In addition, Doering added that, although the practice of nurse practitioners prescribing drugs is legal in most states, he would "wonder what the person's background and training was."

Colleges Have Been Questioned About Medical Care for Students

This isn't the first time college health centers have come under fire for the standard of care they provide to students. In 1993, Northeastern University's Health Clinic was sued by the parents of a student after she died of leukemia. The student went for repeated visits to the campus health center and was told she had the flu. At trial, testimony showed that nurses, not doctors, were allowed to diagnose patients on the weekends. Northeastern was found not liable.

After Seung-Hui Cho went on a shooting rampage at Virginia Tech in 2007, killing 27 students and five faculty members, the college mental health center was criticized for failing to monitor or take action against Cho, who many had identified as being clearly disturbed.

In 2000, after multiple suicides at the Massachusetts Institute of Technology, the university was forced to restructure its mental health services.

It's these kinds of cases that make parents like John Edwards furious. "What level of care is given to our kids who go away to school," said Edwards. And, whether a student is 20 minutes away at a local college or 20 hours away, it can be almost impossible to get any information at all.

Courtney Knowles of the JED Foundation, a nonprofit foundation dedicated to reducing college suicides, said parents are often angry and confused at the lack of information afforded to them.

"When you turn 18, you are an adult. Students receive the same privacy and confidentiality rights that any adult receives," said Knowles.

But that can leave students, many of whom are on their own for the first time in their lives, in the hands of a health center that may or may not be providing the best care.

Chad Henderson, the director of health services for the University of Rhode Island, explained that college health centers vary greatly in terms of size and quality. A small junior college, for example, may only have a nurse practitioner on staff and a physician only available on an on-call basis. Other college health centers may be more akin to first class ambulatory care centers.

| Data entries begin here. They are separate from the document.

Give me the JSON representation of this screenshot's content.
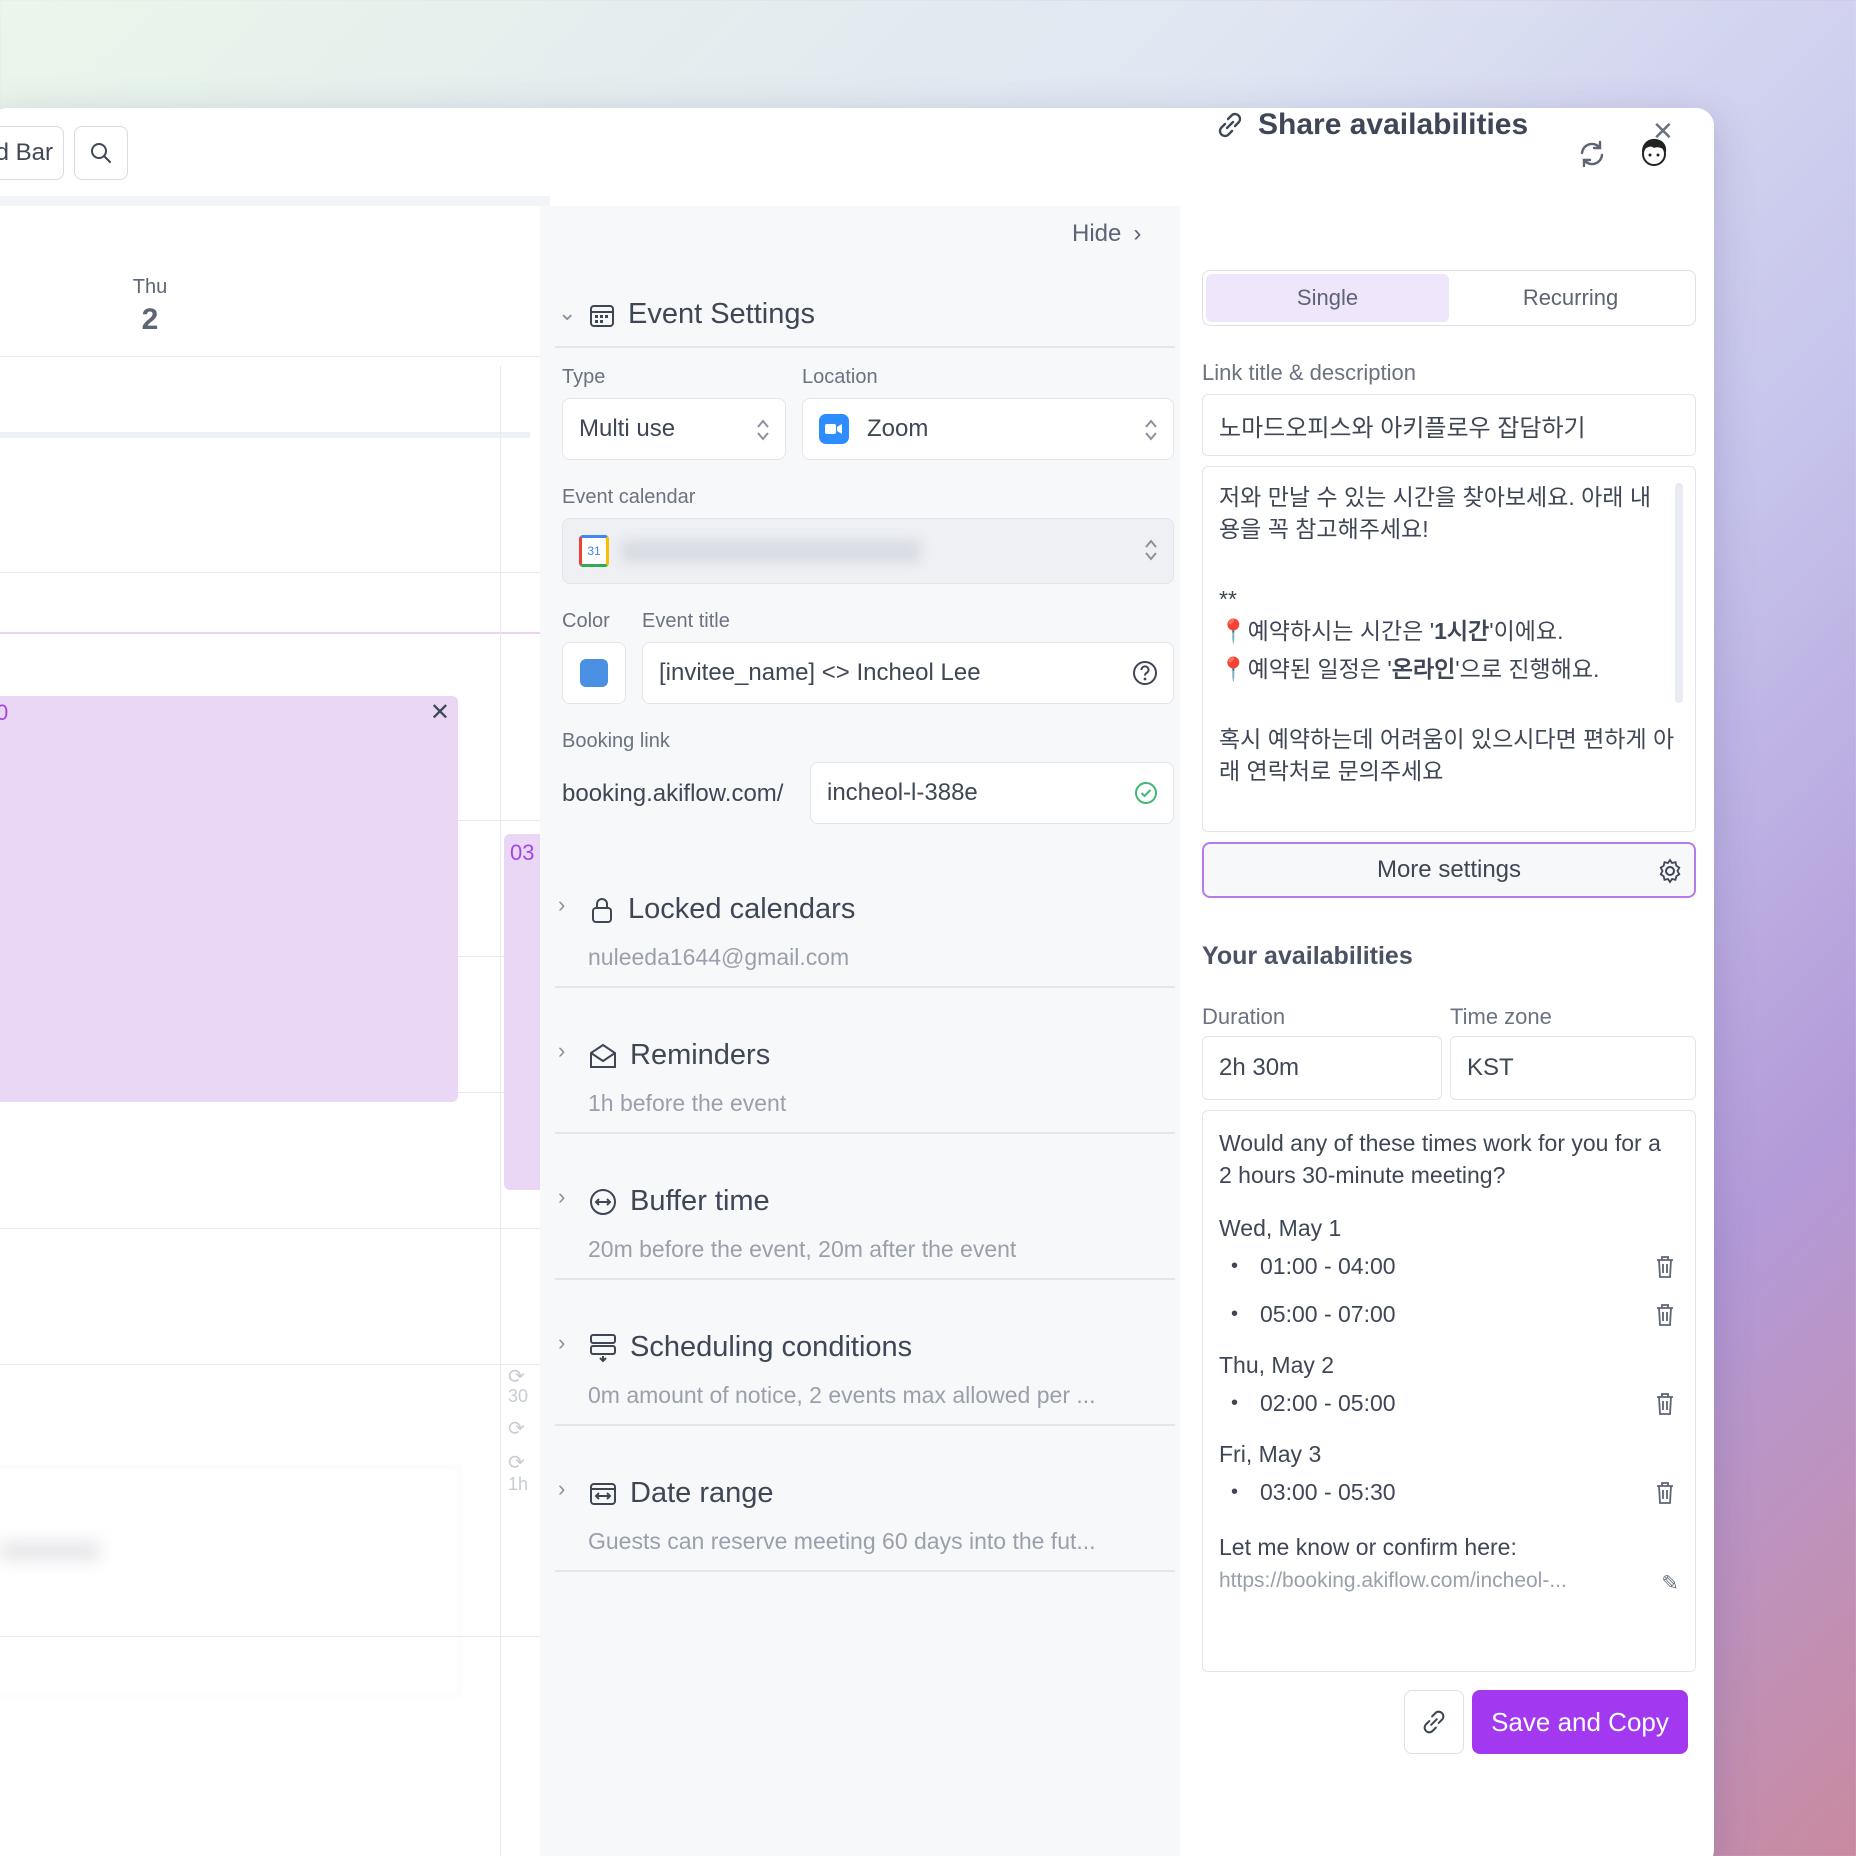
{
  "topbar": {
    "command_bar_label": "d Bar"
  },
  "calendar": {
    "day_name": "Thu",
    "day_number": "2",
    "event_big_time": "0",
    "event_small_time": "03",
    "small_labels": [
      "30",
      "1h"
    ]
  },
  "event_settings": {
    "hide_label": "Hide",
    "title": "Event Settings",
    "type_label": "Type",
    "type_value": "Multi use",
    "location_label": "Location",
    "location_value": "Zoom",
    "calendar_label": "Event calendar",
    "color_label": "Color",
    "color_value": "#4a90e2",
    "event_title_label": "Event title",
    "event_title_value": "[invitee_name] <> Incheol Lee",
    "booking_label": "Booking link",
    "booking_prefix": "booking.akiflow.com/",
    "booking_slug": "incheol-l-388e",
    "sections": [
      {
        "title": "Locked calendars",
        "sub": "nuleeda1644@gmail.com",
        "icon": "lock-icon"
      },
      {
        "title": "Reminders",
        "sub": "1h before the event",
        "icon": "envelope-icon"
      },
      {
        "title": "Buffer time",
        "sub": "20m before the event, 20m after the event",
        "icon": "buffer-icon"
      },
      {
        "title": "Scheduling conditions",
        "sub": "0m amount of notice, 2 events max allowed per ...",
        "icon": "conditions-icon"
      },
      {
        "title": "Date range",
        "sub": "Guests can reserve meeting 60 days into the fut...",
        "icon": "date-range-icon"
      }
    ]
  },
  "share": {
    "title": "Share availabilities",
    "tabs": {
      "single": "Single",
      "recurring": "Recurring"
    },
    "link_label": "Link title & description",
    "link_title": "노마드오피스와 아키플로우 잡담하기",
    "desc": {
      "line1": "저와 만날 수 있는 시간을 찾아보세요. 아래 내용을 꼭 참고해주세요!",
      "line2": "**",
      "line3_a": "📍예약하시는 시간은 '",
      "line3_b": "1시간",
      "line3_c": "'이에요.",
      "line4_a": "📍예약된 일정은 '",
      "line4_b": "온라인",
      "line4_c": "'으로 진행해요.",
      "line5": "혹시 예약하는데 어려움이 있으시다면 편하게 아래 연락처로 문의주세요"
    },
    "more_settings": "More settings",
    "avail_title": "Your availabilities",
    "duration_label": "Duration",
    "duration_value": "2h 30m",
    "timezone_label": "Time zone",
    "timezone_value": "KST",
    "question": "Would any of these times work for you for a 2 hours 30-minute meeting?",
    "days": [
      {
        "day": "Wed, May 1",
        "slots": [
          "01:00 - 04:00",
          "05:00 - 07:00"
        ]
      },
      {
        "day": "Thu, May 2",
        "slots": [
          "02:00 - 05:00"
        ]
      },
      {
        "day": "Fri, May 3",
        "slots": [
          "03:00 - 05:30"
        ]
      }
    ],
    "confirm_label": "Let me know or confirm here:",
    "confirm_link": "https://booking.akiflow.com/incheol-...",
    "save_label": "Save and Copy"
  }
}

At URI, Henderson said, the health center sees 97 percent of patients the same day they call. Although it might take up to two weeks to see a psychiatrist, that time frame is faster than patients in the general population.

Henderson added that the scope of care these health centers are expected to provide has also increased over the years, particularly when it comes to mental health services.

"The whole college health community has changed…students have changed," said Henderson. And yet many college health centers face difficulties because the number of providers has not kept pace with demand. In particular, mental health services are often stretched because there "is a shortage of psychiatrists accepting new patients and there are many more students seeking those services" said Henderson.

In the meantime, Edwards is still seeking answers to what he calls the "mystery" of his son's death as he tries to face another holiday season without him.

"We kind of hand over the keys to our kids in some ways when they go off to college -- with that comes an incredible amount of trust…If Harvard did no wrong, why can't they just answer me. Why can't I know?" asked Edwards.

Now it looks like those questions will have to be answered in a court of law.